─── Supplied material ───

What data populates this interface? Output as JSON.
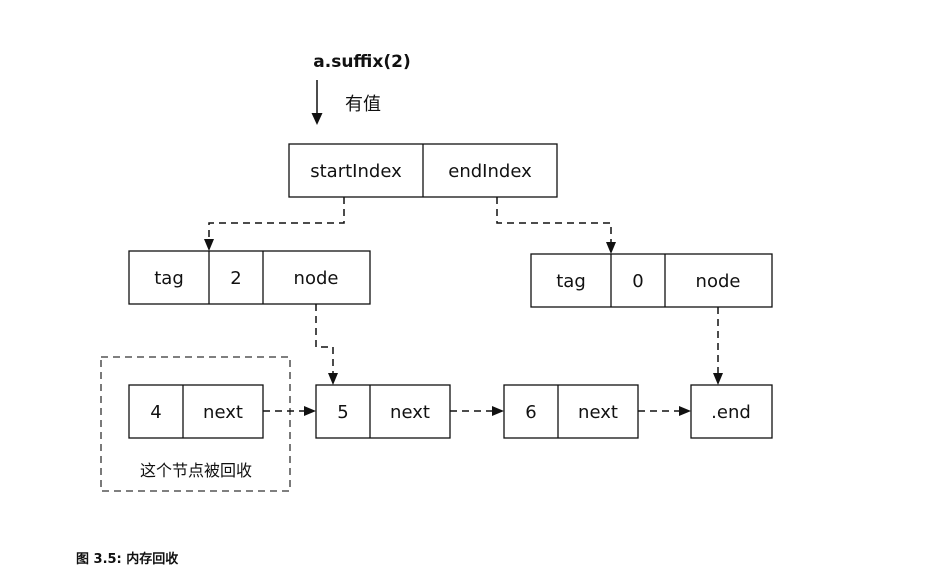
{
  "call": {
    "label": "a.suffix(2)",
    "arrow_note": "有值"
  },
  "range": {
    "cells": [
      "startIndex",
      "endIndex"
    ]
  },
  "left_tag": {
    "cells": [
      "tag",
      "2",
      "node"
    ]
  },
  "right_tag": {
    "cells": [
      "tag",
      "0",
      "node"
    ]
  },
  "nodes": [
    {
      "value": "4",
      "next": "next"
    },
    {
      "value": "5",
      "next": "next"
    },
    {
      "value": "6",
      "next": "next"
    }
  ],
  "end_node": {
    "label": ".end"
  },
  "gc_note": "这个节点被回收",
  "caption": "图 3.5: 内存回收"
}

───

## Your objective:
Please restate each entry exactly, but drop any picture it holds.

## Answer for the task:
What data populates this interface? Output as JSON.
{
  "call": {
    "label": "a.suffix(2)",
    "arrow_note": "有值"
  },
  "range": {
    "cells": [
      "startIndex",
      "endIndex"
    ]
  },
  "left_tag": {
    "cells": [
      "tag",
      "2",
      "node"
    ]
  },
  "right_tag": {
    "cells": [
      "tag",
      "0",
      "node"
    ]
  },
  "nodes": [
    {
      "value": "4",
      "next": "next"
    },
    {
      "value": "5",
      "next": "next"
    },
    {
      "value": "6",
      "next": "next"
    }
  ],
  "end_node": {
    "label": ".end"
  },
  "gc_note": "这个节点被回收",
  "caption": "图 3.5: 内存回收"
}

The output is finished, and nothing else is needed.